- Causes excessive blood flow through the right-sided circulation, ultimately leading to reactive pulmonary hypertension and heart failure
- Systems affected: cardiovascular; pulmonary
- Most cases of ASD are detected and corrected in the pediatric population.
- The smaller the defect and the younger the child, the greater the chance of spontaneous closure.
- Predominant age: present from birth, may be diagnosed at any age
- Slight female predominance (2)
- No race predilection
- 2/1,000 live births
ASDs account for 13% of congenital heart disorders.
Etiology and Pathophysiology
- Flow across ASD usually left-to-right shunt because of higher left-sided pressures:
- Minimal right-to-left shunting in early ventricular systole, especially during inspiration
- Increased right-sided pressure/pulmonary hypertension can cause reversal of shunt flow (Eisenmenger syndrome) with resulting cyanosis and clubbing.
- Symptoms typically occur due to right ventricular and pulmonary vascular volume overload and right-sided heart failure.
- Most cases are spontaneous.
- 5% with chromosomal abnormalities; other rare mutations exist.
- 25% prevalence in Down syndrome
- Other congenital heart defects
- Family history (~7–10% recurrence)
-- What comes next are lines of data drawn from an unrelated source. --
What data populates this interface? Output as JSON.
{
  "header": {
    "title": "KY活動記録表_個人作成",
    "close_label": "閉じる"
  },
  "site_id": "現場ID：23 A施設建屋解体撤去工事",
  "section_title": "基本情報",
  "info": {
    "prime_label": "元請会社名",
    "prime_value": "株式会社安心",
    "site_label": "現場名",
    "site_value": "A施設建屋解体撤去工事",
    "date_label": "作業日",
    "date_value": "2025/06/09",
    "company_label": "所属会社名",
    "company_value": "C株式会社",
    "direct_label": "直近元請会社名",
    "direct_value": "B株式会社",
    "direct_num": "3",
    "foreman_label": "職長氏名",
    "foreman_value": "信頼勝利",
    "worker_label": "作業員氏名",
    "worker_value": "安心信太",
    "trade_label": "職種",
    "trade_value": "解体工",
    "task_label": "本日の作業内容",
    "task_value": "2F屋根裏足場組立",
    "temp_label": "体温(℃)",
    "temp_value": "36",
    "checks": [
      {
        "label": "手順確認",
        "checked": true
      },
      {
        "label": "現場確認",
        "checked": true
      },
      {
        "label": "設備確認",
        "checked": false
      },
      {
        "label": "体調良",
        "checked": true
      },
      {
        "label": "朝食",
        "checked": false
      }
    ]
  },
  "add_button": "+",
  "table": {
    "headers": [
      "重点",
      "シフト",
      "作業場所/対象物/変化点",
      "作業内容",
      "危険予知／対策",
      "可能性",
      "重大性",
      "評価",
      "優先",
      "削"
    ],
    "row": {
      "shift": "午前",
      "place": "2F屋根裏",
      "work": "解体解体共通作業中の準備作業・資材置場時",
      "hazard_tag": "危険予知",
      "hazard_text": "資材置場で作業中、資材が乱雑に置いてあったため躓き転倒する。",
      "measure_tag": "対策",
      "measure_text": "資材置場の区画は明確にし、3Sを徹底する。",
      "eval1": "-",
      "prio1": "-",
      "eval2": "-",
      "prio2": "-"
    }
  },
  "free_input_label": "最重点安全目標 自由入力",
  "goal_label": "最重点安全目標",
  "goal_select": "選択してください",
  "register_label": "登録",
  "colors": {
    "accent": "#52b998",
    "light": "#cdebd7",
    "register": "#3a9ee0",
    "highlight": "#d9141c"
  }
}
- Thalidomide, alcohol exposure in utero, smoking, maternal age >35 years, and elevated blood glucose have been associated with increased risk (2).
Commonly Associated Conditions
- ASDs may occur as a component of other complex cardiac structural defects.
- Important to exclude anomalous pulmonary venous return
- Occasionally can indicate underlying genetic syndromes, for example, Holt-Oram (ASD present in 66%), Ellis-van Creveld, VACTERL syndrome, or Noonan syndrome.
- Overall, ~70% isolated (1)